Material for this task –
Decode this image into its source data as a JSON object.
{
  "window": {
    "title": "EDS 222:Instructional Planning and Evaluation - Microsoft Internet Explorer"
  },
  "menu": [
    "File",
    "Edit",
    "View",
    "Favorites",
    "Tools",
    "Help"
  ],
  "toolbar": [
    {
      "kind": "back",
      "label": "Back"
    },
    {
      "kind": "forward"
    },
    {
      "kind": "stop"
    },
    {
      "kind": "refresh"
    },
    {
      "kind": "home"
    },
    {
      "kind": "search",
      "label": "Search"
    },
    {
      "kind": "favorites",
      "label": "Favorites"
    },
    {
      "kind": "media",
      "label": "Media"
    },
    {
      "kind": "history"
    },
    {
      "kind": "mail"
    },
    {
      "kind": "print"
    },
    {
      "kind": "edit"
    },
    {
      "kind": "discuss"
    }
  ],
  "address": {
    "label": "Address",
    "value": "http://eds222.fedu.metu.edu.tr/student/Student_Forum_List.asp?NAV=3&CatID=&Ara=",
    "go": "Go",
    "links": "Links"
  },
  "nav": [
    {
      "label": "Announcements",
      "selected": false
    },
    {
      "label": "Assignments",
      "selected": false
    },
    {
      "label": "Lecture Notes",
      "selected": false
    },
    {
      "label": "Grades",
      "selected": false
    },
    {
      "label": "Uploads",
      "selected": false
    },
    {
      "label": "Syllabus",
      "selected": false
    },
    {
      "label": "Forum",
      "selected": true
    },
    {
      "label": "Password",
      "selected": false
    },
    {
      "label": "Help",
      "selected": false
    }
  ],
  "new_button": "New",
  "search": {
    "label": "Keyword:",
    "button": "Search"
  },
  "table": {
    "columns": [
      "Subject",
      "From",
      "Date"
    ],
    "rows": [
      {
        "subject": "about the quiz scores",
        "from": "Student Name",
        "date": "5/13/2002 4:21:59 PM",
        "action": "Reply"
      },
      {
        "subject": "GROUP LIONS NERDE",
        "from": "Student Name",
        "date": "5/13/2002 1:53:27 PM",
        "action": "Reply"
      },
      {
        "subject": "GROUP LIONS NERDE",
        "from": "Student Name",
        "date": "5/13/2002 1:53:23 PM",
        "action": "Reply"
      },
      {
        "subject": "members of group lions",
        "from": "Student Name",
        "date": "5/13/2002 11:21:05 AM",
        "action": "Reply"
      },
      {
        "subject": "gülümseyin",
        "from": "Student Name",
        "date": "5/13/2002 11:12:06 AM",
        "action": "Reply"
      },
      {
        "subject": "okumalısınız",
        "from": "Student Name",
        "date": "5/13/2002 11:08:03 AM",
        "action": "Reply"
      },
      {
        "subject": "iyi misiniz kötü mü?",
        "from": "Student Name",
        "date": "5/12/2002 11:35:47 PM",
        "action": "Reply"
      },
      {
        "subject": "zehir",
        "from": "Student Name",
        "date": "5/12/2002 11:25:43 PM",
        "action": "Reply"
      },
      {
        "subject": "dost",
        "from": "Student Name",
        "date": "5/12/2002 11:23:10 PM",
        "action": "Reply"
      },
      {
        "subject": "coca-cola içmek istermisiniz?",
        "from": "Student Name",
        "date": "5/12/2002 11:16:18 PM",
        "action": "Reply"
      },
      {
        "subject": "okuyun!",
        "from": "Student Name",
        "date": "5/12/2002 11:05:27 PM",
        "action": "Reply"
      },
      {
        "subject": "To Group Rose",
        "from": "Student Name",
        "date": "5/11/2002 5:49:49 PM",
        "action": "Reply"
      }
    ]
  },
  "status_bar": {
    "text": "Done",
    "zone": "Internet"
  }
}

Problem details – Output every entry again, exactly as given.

Task answer –
Decode this image into its source data as a JSON object.
{
  "window": {
    "title": "EDS 222:Instructional Planning and Evaluation - Microsoft Internet Explorer"
  },
  "menu": [
    "File",
    "Edit",
    "View",
    "Favorites",
    "Tools",
    "Help"
  ],
  "toolbar": [
    {
      "kind": "back",
      "label": "Back"
    },
    {
      "kind": "forward"
    },
    {
      "kind": "stop"
    },
    {
      "kind": "refresh"
    },
    {
      "kind": "home"
    },
    {
      "kind": "search",
      "label": "Search"
    },
    {
      "kind": "favorites",
      "label": "Favorites"
    },
    {
      "kind": "media",
      "label": "Media"
    },
    {
      "kind": "history"
    },
    {
      "kind": "mail"
    },
    {
      "kind": "print"
    },
    {
      "kind": "edit"
    },
    {
      "kind": "discuss"
    }
  ],
  "address": {
    "label": "Address",
    "value": "http://eds222.fedu.metu.edu.tr/student/Student_Forum_List.asp?NAV=3&CatID=&Ara=",
    "go": "Go",
    "links": "Links"
  },
  "nav": [
    {
      "label": "Announcements",
      "selected": false
    },
    {
      "label": "Assignments",
      "selected": false
    },
    {
      "label": "Lecture Notes",
      "selected": false
    },
    {
      "label": "Grades",
      "selected": false
    },
    {
      "label": "Uploads",
      "selected": false
    },
    {
      "label": "Syllabus",
      "selected": false
    },
    {
      "label": "Forum",
      "selected": true
    },
    {
      "label": "Password",
      "selected": false
    },
    {
      "label": "Help",
      "selected": false
    }
  ],
  "new_button": "New",
  "search": {
    "label": "Keyword:",
    "button": "Search"
  },
  "table": {
    "columns": [
      "Subject",
      "From",
      "Date"
    ],
    "rows": [
      {
        "subject": "about the quiz scores",
        "from": "Student Name",
        "date": "5/13/2002 4:21:59 PM",
        "action": "Reply"
      },
      {
        "subject": "GROUP LIONS NERDE",
        "from": "Student Name",
        "date": "5/13/2002 1:53:27 PM",
        "action": "Reply"
      },
      {
        "subject": "GROUP LIONS NERDE",
        "from": "Student Name",
        "date": "5/13/2002 1:53:23 PM",
        "action": "Reply"
      },
      {
        "subject": "members of group lions",
        "from": "Student Name",
        "date": "5/13/2002 11:21:05 AM",
        "action": "Reply"
      },
      {
        "subject": "gülümseyin",
        "from": "Student Name",
        "date": "5/13/2002 11:12:06 AM",
        "action": "Reply"
      },
      {
        "subject": "okumalısınız",
        "from": "Student Name",
        "date": "5/13/2002 11:08:03 AM",
        "action": "Reply"
      },
      {
        "subject": "iyi misiniz kötü mü?",
        "from": "Student Name",
        "date": "5/12/2002 11:35:47 PM",
        "action": "Reply"
      },
      {
        "subject": "zehir",
        "from": "Student Name",
        "date": "5/12/2002 11:25:43 PM",
        "action": "Reply"
      },
      {
        "subject": "dost",
        "from": "Student Name",
        "date": "5/12/2002 11:23:10 PM",
        "action": "Reply"
      },
      {
        "subject": "coca-cola içmek istermisiniz?",
        "from": "Student Name",
        "date": "5/12/2002 11:16:18 PM",
        "action": "Reply"
      },
      {
        "subject": "okuyun!",
        "from": "Student Name",
        "date": "5/12/2002 11:05:27 PM",
        "action": "Reply"
      },
      {
        "subject": "To Group Rose",
        "from": "Student Name",
        "date": "5/11/2002 5:49:49 PM",
        "action": "Reply"
      }
    ]
  },
  "status_bar": {
    "text": "Done",
    "zone": "Internet"
  }
}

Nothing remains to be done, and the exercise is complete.